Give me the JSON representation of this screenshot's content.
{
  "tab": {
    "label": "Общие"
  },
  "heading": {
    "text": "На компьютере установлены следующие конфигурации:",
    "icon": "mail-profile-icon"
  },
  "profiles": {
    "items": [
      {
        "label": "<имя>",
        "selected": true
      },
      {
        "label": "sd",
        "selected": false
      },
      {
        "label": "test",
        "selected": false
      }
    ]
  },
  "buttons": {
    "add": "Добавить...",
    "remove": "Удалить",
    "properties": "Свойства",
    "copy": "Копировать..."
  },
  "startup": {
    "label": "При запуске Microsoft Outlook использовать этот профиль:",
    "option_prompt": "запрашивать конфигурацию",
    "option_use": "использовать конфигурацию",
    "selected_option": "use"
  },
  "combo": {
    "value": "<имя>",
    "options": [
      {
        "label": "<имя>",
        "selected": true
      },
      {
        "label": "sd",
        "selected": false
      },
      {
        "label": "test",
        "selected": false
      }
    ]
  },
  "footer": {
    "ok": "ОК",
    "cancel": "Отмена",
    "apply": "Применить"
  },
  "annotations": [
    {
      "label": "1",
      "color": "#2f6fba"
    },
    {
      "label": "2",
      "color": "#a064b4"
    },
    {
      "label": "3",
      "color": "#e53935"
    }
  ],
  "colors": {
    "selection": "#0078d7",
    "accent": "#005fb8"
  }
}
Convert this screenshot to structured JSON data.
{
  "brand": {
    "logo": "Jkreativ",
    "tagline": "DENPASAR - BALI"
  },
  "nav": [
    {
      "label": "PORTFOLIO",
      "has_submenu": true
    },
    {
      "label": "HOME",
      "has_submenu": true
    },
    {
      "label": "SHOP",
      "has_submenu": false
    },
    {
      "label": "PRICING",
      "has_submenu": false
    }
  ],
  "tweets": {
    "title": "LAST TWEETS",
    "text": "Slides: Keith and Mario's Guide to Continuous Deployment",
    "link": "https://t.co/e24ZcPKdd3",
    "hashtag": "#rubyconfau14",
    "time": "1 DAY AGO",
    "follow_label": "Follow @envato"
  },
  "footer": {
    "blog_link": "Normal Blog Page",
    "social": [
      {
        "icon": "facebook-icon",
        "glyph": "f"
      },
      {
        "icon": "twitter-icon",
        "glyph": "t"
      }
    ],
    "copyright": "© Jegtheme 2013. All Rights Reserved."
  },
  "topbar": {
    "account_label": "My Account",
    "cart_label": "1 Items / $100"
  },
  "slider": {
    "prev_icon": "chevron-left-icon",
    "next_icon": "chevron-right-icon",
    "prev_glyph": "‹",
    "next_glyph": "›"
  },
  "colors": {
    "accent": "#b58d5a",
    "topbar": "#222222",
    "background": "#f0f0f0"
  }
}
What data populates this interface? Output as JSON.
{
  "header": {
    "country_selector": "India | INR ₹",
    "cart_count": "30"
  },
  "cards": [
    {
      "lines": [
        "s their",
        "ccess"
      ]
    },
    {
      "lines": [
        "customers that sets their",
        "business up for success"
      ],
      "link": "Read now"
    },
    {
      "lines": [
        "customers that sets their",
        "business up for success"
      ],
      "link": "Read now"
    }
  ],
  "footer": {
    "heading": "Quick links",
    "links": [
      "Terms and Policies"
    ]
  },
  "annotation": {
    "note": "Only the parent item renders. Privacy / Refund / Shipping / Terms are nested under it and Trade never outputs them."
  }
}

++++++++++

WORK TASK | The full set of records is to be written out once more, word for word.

ANSWER AREA |
Give me the JSON representation of this screenshot's content.
{
  "tab": {
    "label": "Общие"
  },
  "heading": {
    "text": "На компьютере установлены следующие конфигурации:",
    "icon": "mail-profile-icon"
  },
  "profiles": {
    "items": [
      {
        "label": "<имя>",
        "selected": true
      },
      {
        "label": "sd",
        "selected": false
      },
      {
        "label": "test",
        "selected": false
      }
    ]
  },
  "buttons": {
    "add": "Добавить...",
    "remove": "Удалить",
    "properties": "Свойства",
    "copy": "Копировать..."
  },
  "startup": {
    "label": "При запуске Microsoft Outlook использовать этот профиль:",
    "option_prompt": "запрашивать конфигурацию",
    "option_use": "использовать конфигурацию",
    "selected_option": "use"
  },
  "combo": {
    "value": "<имя>",
    "options": [
      {
        "label": "<имя>",
        "selected": true
      },
      {
        "label": "sd",
        "selected": false
      },
      {
        "label": "test",
        "selected": false
      }
    ]
  },
  "footer": {
    "ok": "ОК",
    "cancel": "Отмена",
    "apply": "Применить"
  },
  "annotations": [
    {
      "label": "1",
      "color": "#2f6fba"
    },
    {
      "label": "2",
      "color": "#a064b4"
    },
    {
      "label": "3",
      "color": "#e53935"
    }
  ],
  "colors": {
    "selection": "#0078d7",
    "accent": "#005fb8"
  }
}
Convert this screenshot to structured JSON data.
{
  "brand": {
    "logo": "Jkreativ",
    "tagline": "DENPASAR - BALI"
  },
  "nav": [
    {
      "label": "PORTFOLIO",
      "has_submenu": true
    },
    {
      "label": "HOME",
      "has_submenu": true
    },
    {
      "label": "SHOP",
      "has_submenu": false
    },
    {
      "label": "PRICING",
      "has_submenu": false
    }
  ],
  "tweets": {
    "title": "LAST TWEETS",
    "text": "Slides: Keith and Mario's Guide to Continuous Deployment",
    "link": "https://t.co/e24ZcPKdd3",
    "hashtag": "#rubyconfau14",
    "time": "1 DAY AGO",
    "follow_label": "Follow @envato"
  },
  "footer": {
    "blog_link": "Normal Blog Page",
    "social": [
      {
        "icon": "facebook-icon",
        "glyph": "f"
      },
      {
        "icon": "twitter-icon",
        "glyph": "t"
      }
    ],
    "copyright": "© Jegtheme 2013. All Rights Reserved."
  },
  "topbar": {
    "account_label": "My Account",
    "cart_label": "1 Items / $100"
  },
  "slider": {
    "prev_icon": "chevron-left-icon",
    "next_icon": "chevron-right-icon",
    "prev_glyph": "‹",
    "next_glyph": "›"
  },
  "colors": {
    "accent": "#b58d5a",
    "topbar": "#222222",
    "background": "#f0f0f0"
  }
}
What data populates this interface? Output as JSON.
{
  "header": {
    "country_selector": "India | INR ₹",
    "cart_count": "30"
  },
  "cards": [
    {
      "lines": [
        "s their",
        "ccess"
      ]
    },
    {
      "lines": [
        "customers that sets their",
        "business up for success"
      ],
      "link": "Read now"
    },
    {
      "lines": [
        "customers that sets their",
        "business up for success"
      ],
      "link": "Read now"
    }
  ],
  "footer": {
    "heading": "Quick links",
    "links": [
      "Terms and Policies"
    ]
  },
  "annotation": {
    "note": "Only the parent item renders. Privacy / Refund / Shipping / Terms are nested under it and Trade never outputs them."
  }
}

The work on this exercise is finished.